.NetTiers: Avoiding Typing Boring Code

Perhaps, like me, you often perform the role of .NET developer and you hate typing boring code. One example of really boring code is all the stuff you have to type in order to make a nice Business Object Layer, so you don't have any ugly database stuff anywhere near your UI (and also so you can take advantage of the shiny new ObjectDataSource Control!). Then you also have to type out all those boring CRUD stored procedures <yawn>. I hate doing that, and have for some years now actively sought to avoid the soul-sucking boredom creating this all-important code entails.


(Of course, this being ORM we are talking about here, I am proposing we take a data-centric approach to our-tier architecture rather than creating a nice OO model and trying to persist it. OO and ORM don't mix IMHO; I think all of the problems of trying to do this are nicely summed-up here.)


One solution I used on a project once is called LLBgen Pro, which you point at your Database, let it generate some metadata to use at run-time, and then just call it's myriad of methods whenever you need a Business Object to CRUD. Pretty good but it doesn't (or at least, it didn't when I used it) use stored procedures - it uses dynamic SQL and I was just uncomfortable with that as a best practice. You also don't get the source code, and it's harder to make adjustments to the way it works.

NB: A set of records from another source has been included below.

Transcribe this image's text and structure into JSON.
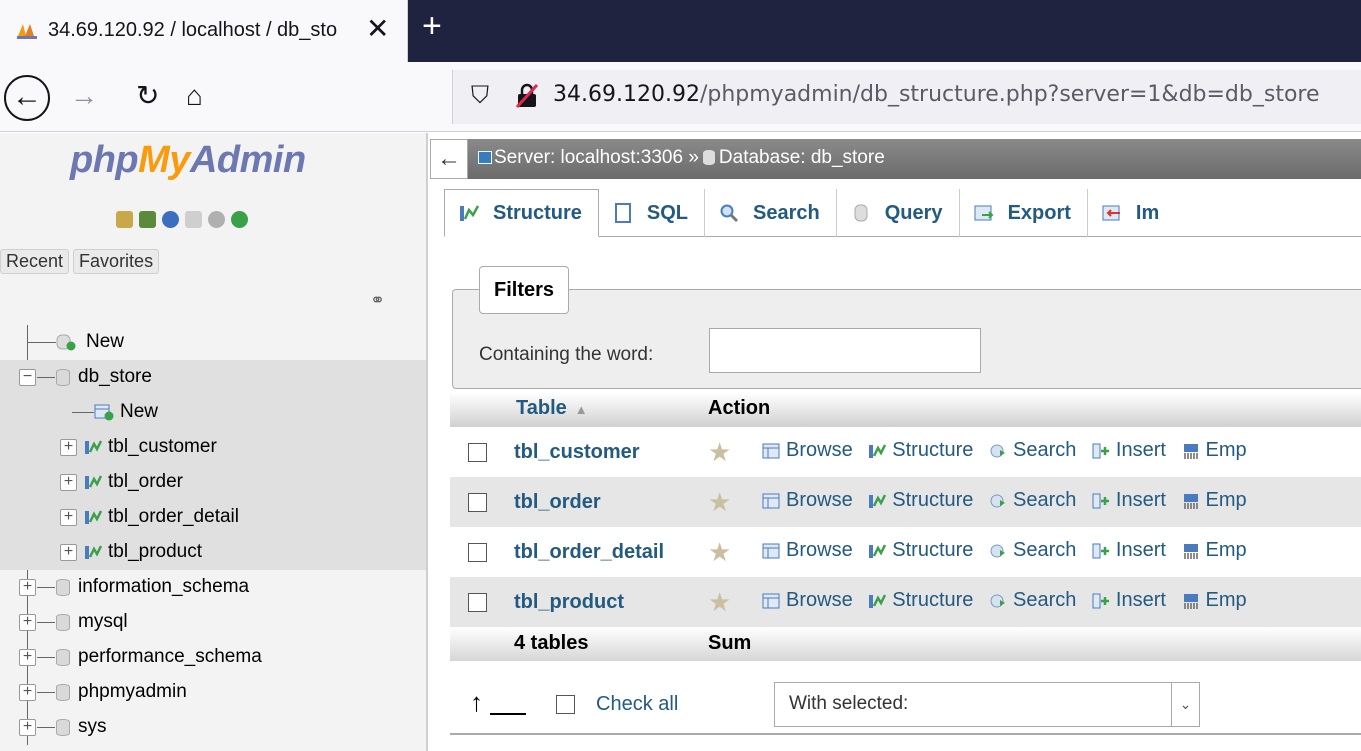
{
  "browser": {
    "tab_title": "34.69.120.92 / localhost / db_sto",
    "tab_favicon": "phpmyadmin-sail-icon",
    "url_host": "34.69.120.92",
    "url_path": "/phpmyadmin/db_structure.php?server=1&db=db_store"
  },
  "sidebar": {
    "logo_php": "php",
    "logo_my": "My",
    "logo_admin": "Admin",
    "recent_label": "Recent",
    "favorites_label": "Favorites",
    "tree": [
      {
        "label": "New",
        "level": 0,
        "type": "new"
      },
      {
        "label": "db_store",
        "level": 0,
        "type": "db",
        "expanded": true
      },
      {
        "label": "New",
        "level": 1,
        "type": "new"
      },
      {
        "label": "tbl_customer",
        "level": 1,
        "type": "table"
      },
      {
        "label": "tbl_order",
        "level": 1,
        "type": "table"
      },
      {
        "label": "tbl_order_detail",
        "level": 1,
        "type": "table"
      },
      {
        "label": "tbl_product",
        "level": 1,
        "type": "table"
      },
      {
        "label": "information_schema",
        "level": 0,
        "type": "db"
      },
      {
        "label": "mysql",
        "level": 0,
        "type": "db"
      },
      {
        "label": "performance_schema",
        "level": 0,
        "type": "db"
      },
      {
        "label": "phpmyadmin",
        "level": 0,
        "type": "db"
      },
      {
        "label": "sys",
        "level": 0,
        "type": "db"
      }
    ]
  },
  "breadcrumb": {
    "server": "Server: localhost:3306",
    "separator": "»",
    "database": "Database: db_store"
  },
  "menu": {
    "tabs": [
      {
        "label": "Structure",
        "icon": "structure-icon",
        "active": true
      },
      {
        "label": "SQL",
        "icon": "sql-icon"
      },
      {
        "label": "Search",
        "icon": "search-icon"
      },
      {
        "label": "Query",
        "icon": "query-icon"
      },
      {
        "label": "Export",
        "icon": "export-icon"
      },
      {
        "label": "Im",
        "icon": "import-icon"
      }
    ]
  },
  "filters": {
    "legend": "Filters",
    "label": "Containing the word:",
    "value": ""
  },
  "table": {
    "header_table": "Table",
    "header_action": "Action",
    "rows": [
      {
        "name": "tbl_customer"
      },
      {
        "name": "tbl_order"
      },
      {
        "name": "tbl_order_detail"
      },
      {
        "name": "tbl_product"
      }
    ],
    "actions": {
      "browse": "Browse",
      "structure": "Structure",
      "search": "Search",
      "insert": "Insert",
      "empty": "Emp"
    },
    "footer_count": "4 tables",
    "footer_sum": "Sum"
  },
  "bottom": {
    "check_all": "Check all",
    "with_selected": "With selected:"
  },
  "colors": {
    "link": "#235a81",
    "logo_php": "#6c78af",
    "logo_my": "#f89c0e",
    "tabbar": "#202340"
  }
}
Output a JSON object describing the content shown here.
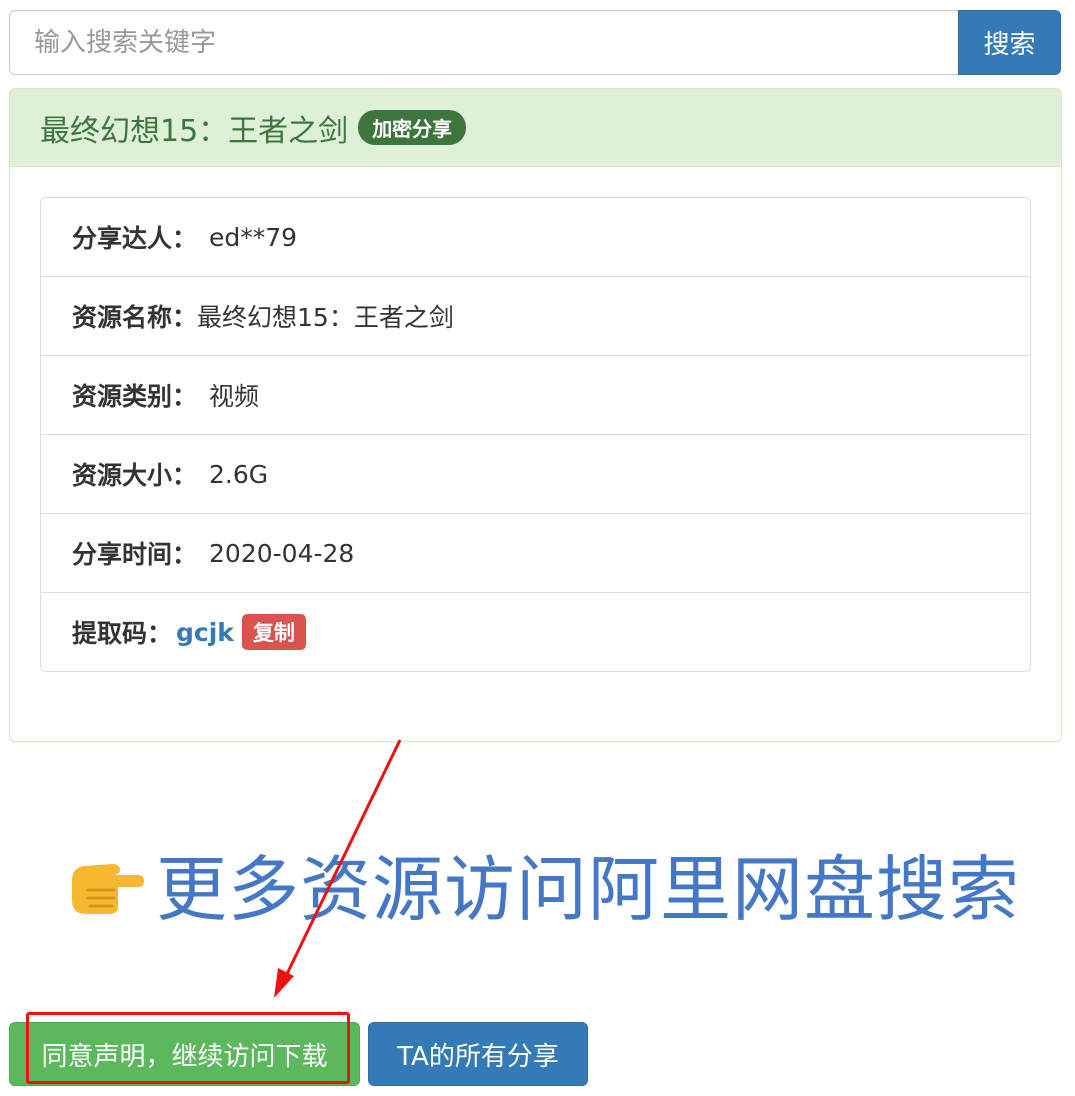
{
  "search": {
    "placeholder": "输入搜索关键字",
    "value": "",
    "button_label": "搜索"
  },
  "resource": {
    "title": "最终幻想15：王者之剑",
    "badge": "加密分享",
    "fields": {
      "sharer_label": "分享达人：",
      "sharer_value": "ed**79",
      "name_label": "资源名称：",
      "name_value": "最终幻想15：王者之剑",
      "category_label": "资源类别：",
      "category_value": "视频",
      "size_label": "资源大小：",
      "size_value": "2.6G",
      "time_label": "分享时间：",
      "time_value": "2020-04-28",
      "code_label": "提取码：",
      "code_value": "gcjk",
      "copy_label": "复制"
    }
  },
  "banner": {
    "icon": "pointing-hand-icon",
    "text": "更多资源访问阿里网盘搜索"
  },
  "actions": {
    "agree_label": "同意声明，继续访问下载",
    "all_shares_label": "TA的所有分享"
  },
  "colors": {
    "primary": "#337ab7",
    "success": "#5cb85c",
    "panel_heading_bg": "#dff0d8",
    "panel_heading_text": "#3c763d",
    "danger": "#d9534f",
    "banner_text": "#4477c6",
    "annotation_red": "#ee1111"
  }
}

On another project, I used a framework called the CSLA by Rocky Lhotka. This saved me and my team an enormous amount of time and solved quite a number of Architectural issues I had been grappling with for some number of weeks (I'll write an article about that project some time - it was pretty interesting). Best of all, it introduced me to a fabulous little tool called CodeSmith, which I turned to as some enterprising individual had gone to the effort of writing some templates for CSLA for it. This enabled us to crank out our CSLA Business-Objects just by pointing CodeSmith at our Database Schema! That project was a great success and I instantly became a big CodeSmith fan.


On a more recent project, the need for a nice n-tiered architecture was again to the fore, as was my desire to avoid typing it all out. This is when I first came across ".NetTiers". Unlike the CSLA, which had templates created to support it, this is just templates. There is supporting code, but it is all indespensible best-practice stuff you might (should! IMHO) well have incorporated anyway - like the Enterprise Library, NAnt, NUnit and NDoc. Oh, and it's free! It's still in CTP but I've successfully gone live on a project using it and it's very flexible. Of course if there is anything you don't like you can just change what it generates - it's just a set of templates, after all, and they are themselves just like ASP.NET and simple to change.

Like most templates created for CodeSmith, you just point .NetTiers2 at the SQL database you would like it to generate code for, indicate a few useful variables like the namespace you would like your code created in, and you're away. It will generate all your SQL stored Procs, your business entities, a Web Service layer if you want it, an web-based Admin interface if you want it and even a VS2005 project for each. It does optional handy things like generate enums from tables you indicate, uses partial classes to allow you to add code to your business objects you don’t want to be later overwritten when you re-gen, and has a nifty feature called “Deep Load” where, given a parent object, the generated code will fill in and add to the parent all of it’s children (as defined by relationships in the database). There is a version for 1.1 of the .Net framework too - available here.

There is a doc attached to this forum post that talks about the latest release (2.0, now released) and how to use it. I heartily recommend every developer who hates typing boring CRUD code take a look at this document, as it's just lots of easy-to-consume screenshots and some explanatory words and you will quickly come to understand what it offers - well worth the investment of your time, even if you feel you have no immediate need for such a tool because you're sure to one day.